Atlanta school official indicted

Another official of the Atlanta public school system, Jerome Oberlton, has been indicted by a federal grand jury on charges of receiving kickback payments in return for using his influence as chief information officer to award a $780,000 computer project.

“As the Chief Information Officer for APS, Oberlton was entrusted with overseeing a program designed to centralize student data,” U.S. Attorney Sally Yates said. “Rather than ensuring that venders were selected based upon what was best for the school system the defendants are charged with using Oberlton’s public position to line their private pockets.”

The Atlanta school system issued a request for proposal in 2007 for a data warehousing project. The indictment charges that from the start of the project, Oberlton influenced the request for proposal process and ultimately caused the winning bidder to be selected in exchange for kickbacks.

Chrysler says ‘no’ to recall of Jeeps; Georgia case involved

The automaker Chrysler Group, which four years ago was bailed out by the federal government, is now refusing a federal agency request that it recall 2.7 million Jeeps considered to be hazardous because of gas tank fires.

The National Highway Traffic Safety Administration (NHTSA) sent Chrysler a letter Monday requesting a recall of the 1993-2004 Jeep Grand Cherokee and 2002-2007 Jeep Liberty models because it says the rear-mounted gas tanks are vulnerable to catching fire in a rear-end collision.

Chrysler officials said Tuesday they disagree with the recall request and will not honor it.

“We believe NHTSA’s initial conclusions are based on an incomplete analysis of the underlying data, and we are committed to continue working with the agency to resolve this disagreement,” the company said in a statement.

NHTSA’s letter to Chrysler included a photo of a Jeep crash that occurred in Bainbridge, Ga. in 2012. The Jeep was hit from the rear and burst into flames, and the resulting fire killed a four-year-old boy, Remington “Remi” Walden.

“Automakers, including Chrysler, have known for decades — at least since the Pinto explosions — that putting gas tanks in the rear unprotected by the vehicle’s frame rails poses a grave danger to occupants,” said Columbus attorney Jim Butler, whose firm is representing the Walden family in a lawsuit filed against Chrysler.

Lindsey snares Garrison’s endorsement

House Majority Whip Ed Lindsey (R-Atlanta) has been endorsed in the 11th Congressional District race by one of Cherokee County’s top elected officials, Sheriff Roger Garrison.

“I believe Ed Lindsey is the kind of conservative reformer and leader we need in Congress,” Garrison said in a statement released by the Lindsey campaign. “He has an unmatched, proven record of problem solving leadership in the State House that gives me the confidence to back him.”

Lindsey is running against state Sen. Barry Loudermilk, former congressman Bob Barr and GOP activist Tricia Pridemore in the Republican primary to replace U.S. Rep. Phil Gingrey.

And to replace Lindsey . . .

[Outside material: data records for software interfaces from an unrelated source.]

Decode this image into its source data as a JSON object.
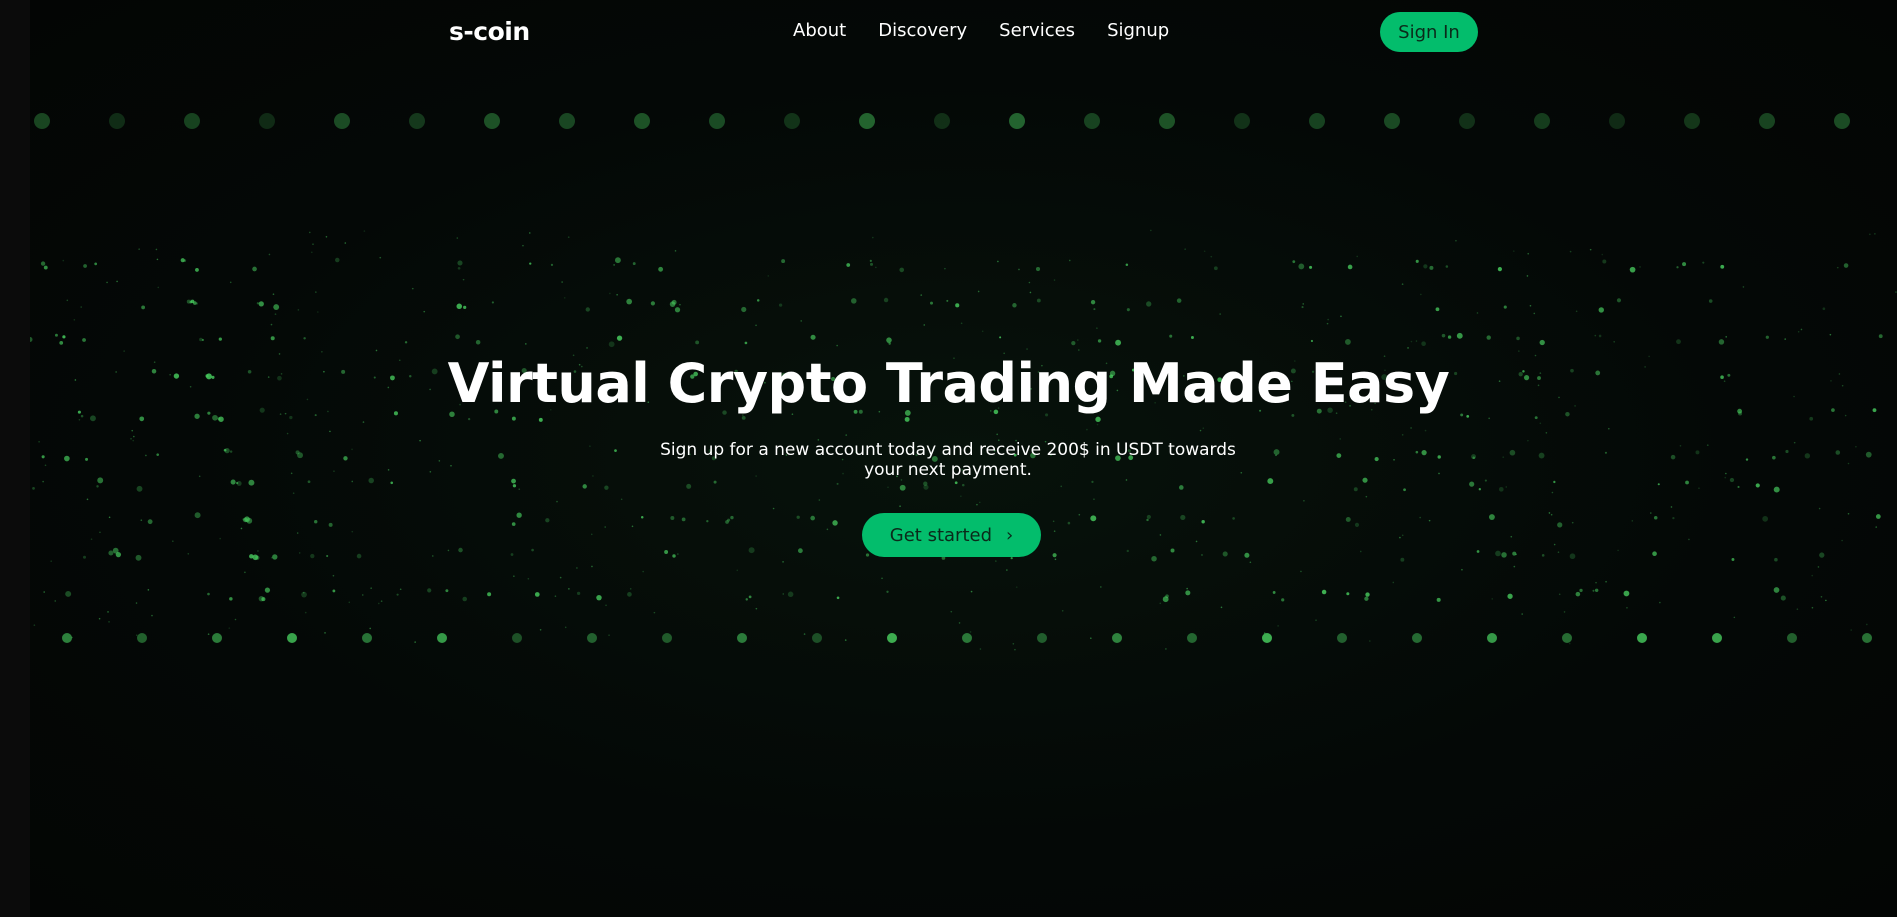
{
  "brand": {
    "logo": "s-coin"
  },
  "nav": {
    "links": [
      "About",
      "Discovery",
      "Services",
      "Signup"
    ],
    "signin_label": "Sign In"
  },
  "hero": {
    "title": "Virtual Crypto Trading Made Easy",
    "subtitle": "Sign up for a new account today and receive 200$ in USDT towards your next payment.",
    "cta_label": "Get started",
    "cta_icon": "chevron-right-icon"
  },
  "colors": {
    "accent": "#03bd6c",
    "background": "#050706",
    "glow": "#4cd964"
  }
}
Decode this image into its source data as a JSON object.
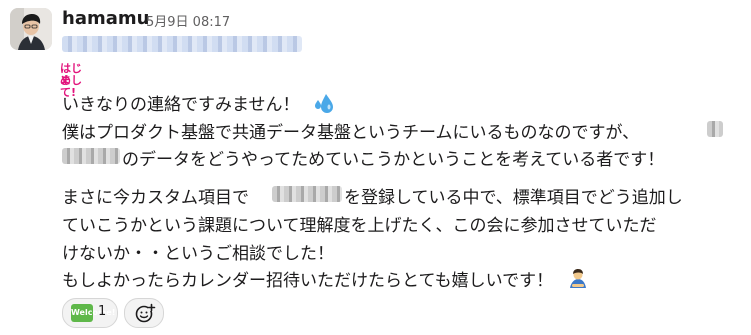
{
  "message": {
    "author": "hamamu",
    "timestamp": "5月9日 08:17",
    "title_emoji_text": "はじめ まして!",
    "lines": [
      "いきなりの連絡ですみません！",
      "僕はプロダクト基盤で共通データ基盤というチームにいるものなのですが、",
      "のデータをどうやってためていこうかということを考えている者です！",
      "まさに今カスタム項目で",
      "を登録している中で、標準項目でどう追加し",
      "ていこうかという課題について理解度を上げたく、この会に参加させていただ",
      "けないか・・というご相談でした！",
      "もしよかったらカレンダー招待いただけたらとても嬉しいです！"
    ]
  },
  "reactions": [
    {
      "emoji": "welcome-emoji",
      "label": "Welcome!",
      "count": "1"
    }
  ],
  "icons": {
    "sweat": "sweat-drops-icon",
    "person": "person-bowing-icon",
    "add": "add-reaction-icon"
  },
  "colors": {
    "accent": "#1264a3",
    "reaction_bg": "#f3f3f3"
  }
}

Angelic Moore, who’s running in the Republican primary to replace Ed Lindsey in the Georgia House of Representatives, will have her campaign kickoff next Monday, June 10, at Hal’s (30 Old Ivy Road in Atlanta). The festivities start at 5 p.m.

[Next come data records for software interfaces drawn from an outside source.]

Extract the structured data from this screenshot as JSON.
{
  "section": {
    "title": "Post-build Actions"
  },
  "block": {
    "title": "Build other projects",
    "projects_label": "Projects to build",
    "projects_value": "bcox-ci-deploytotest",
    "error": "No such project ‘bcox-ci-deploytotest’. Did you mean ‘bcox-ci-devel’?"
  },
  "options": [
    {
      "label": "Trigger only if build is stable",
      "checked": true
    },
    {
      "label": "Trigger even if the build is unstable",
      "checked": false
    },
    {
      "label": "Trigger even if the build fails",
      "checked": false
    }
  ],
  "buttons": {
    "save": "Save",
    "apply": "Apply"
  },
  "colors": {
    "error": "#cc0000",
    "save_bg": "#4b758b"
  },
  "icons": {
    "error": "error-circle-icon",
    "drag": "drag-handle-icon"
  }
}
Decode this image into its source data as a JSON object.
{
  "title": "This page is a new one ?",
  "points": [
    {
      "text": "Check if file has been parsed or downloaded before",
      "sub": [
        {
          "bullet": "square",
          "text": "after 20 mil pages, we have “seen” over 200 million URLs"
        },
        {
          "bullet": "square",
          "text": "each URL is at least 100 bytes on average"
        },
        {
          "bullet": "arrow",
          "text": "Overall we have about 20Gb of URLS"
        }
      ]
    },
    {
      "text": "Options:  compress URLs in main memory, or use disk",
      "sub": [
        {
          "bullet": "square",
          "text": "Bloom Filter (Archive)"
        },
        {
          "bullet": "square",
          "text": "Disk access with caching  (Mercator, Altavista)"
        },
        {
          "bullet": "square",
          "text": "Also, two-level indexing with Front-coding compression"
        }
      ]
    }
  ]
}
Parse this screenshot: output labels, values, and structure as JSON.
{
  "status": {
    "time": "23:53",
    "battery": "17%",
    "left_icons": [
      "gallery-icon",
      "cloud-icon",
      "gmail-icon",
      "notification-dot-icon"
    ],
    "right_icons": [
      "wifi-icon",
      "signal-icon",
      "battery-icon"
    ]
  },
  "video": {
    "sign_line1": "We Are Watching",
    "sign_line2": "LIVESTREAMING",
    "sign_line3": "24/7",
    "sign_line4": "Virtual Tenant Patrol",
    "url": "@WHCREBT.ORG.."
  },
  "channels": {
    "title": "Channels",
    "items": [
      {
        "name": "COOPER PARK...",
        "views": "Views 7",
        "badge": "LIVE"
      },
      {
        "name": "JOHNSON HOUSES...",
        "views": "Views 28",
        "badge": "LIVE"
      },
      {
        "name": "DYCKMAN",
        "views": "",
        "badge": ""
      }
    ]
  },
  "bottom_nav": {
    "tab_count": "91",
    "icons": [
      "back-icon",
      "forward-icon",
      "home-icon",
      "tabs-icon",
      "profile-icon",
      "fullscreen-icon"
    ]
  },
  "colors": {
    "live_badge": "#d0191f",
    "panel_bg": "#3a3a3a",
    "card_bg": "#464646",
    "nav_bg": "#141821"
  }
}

Democratic Party shifts meeting date

The executive committee of the Georgia Democratic Party has postponed a meeting that had originally been scheduled for Thursday, at which time the status of chairman Mike Berlon was to be discussed.

Berlon has since said he will resign as state chairman on June 9 and the person who would temporarily replace him – First Vice Chair Nikema Williams – is on vacation, so the meeting has been moved to an undetermined date next week.

“They have rescheduled for next week so that Nikema can get back in town,” said Liz Flowers, who’s been serving as a spokesperson for the party. “However, I don’t think they are choosing a day or time until this weekend when she is here.”

Williams is expected to set a date for the election of a new state chairman.

© 2013 by The Georgia Report


Tags: 11th Congressional District race , Atlanta school system , Blake Ashbee , Charlotte-Atlanta link , Ed Lindsey , federal indictment , Georgia Democratic Party , hormone levels , Jeep recalls , Jim Butler , Military , passenger rail , Saxby Chambliss , sexual assaults , workforce development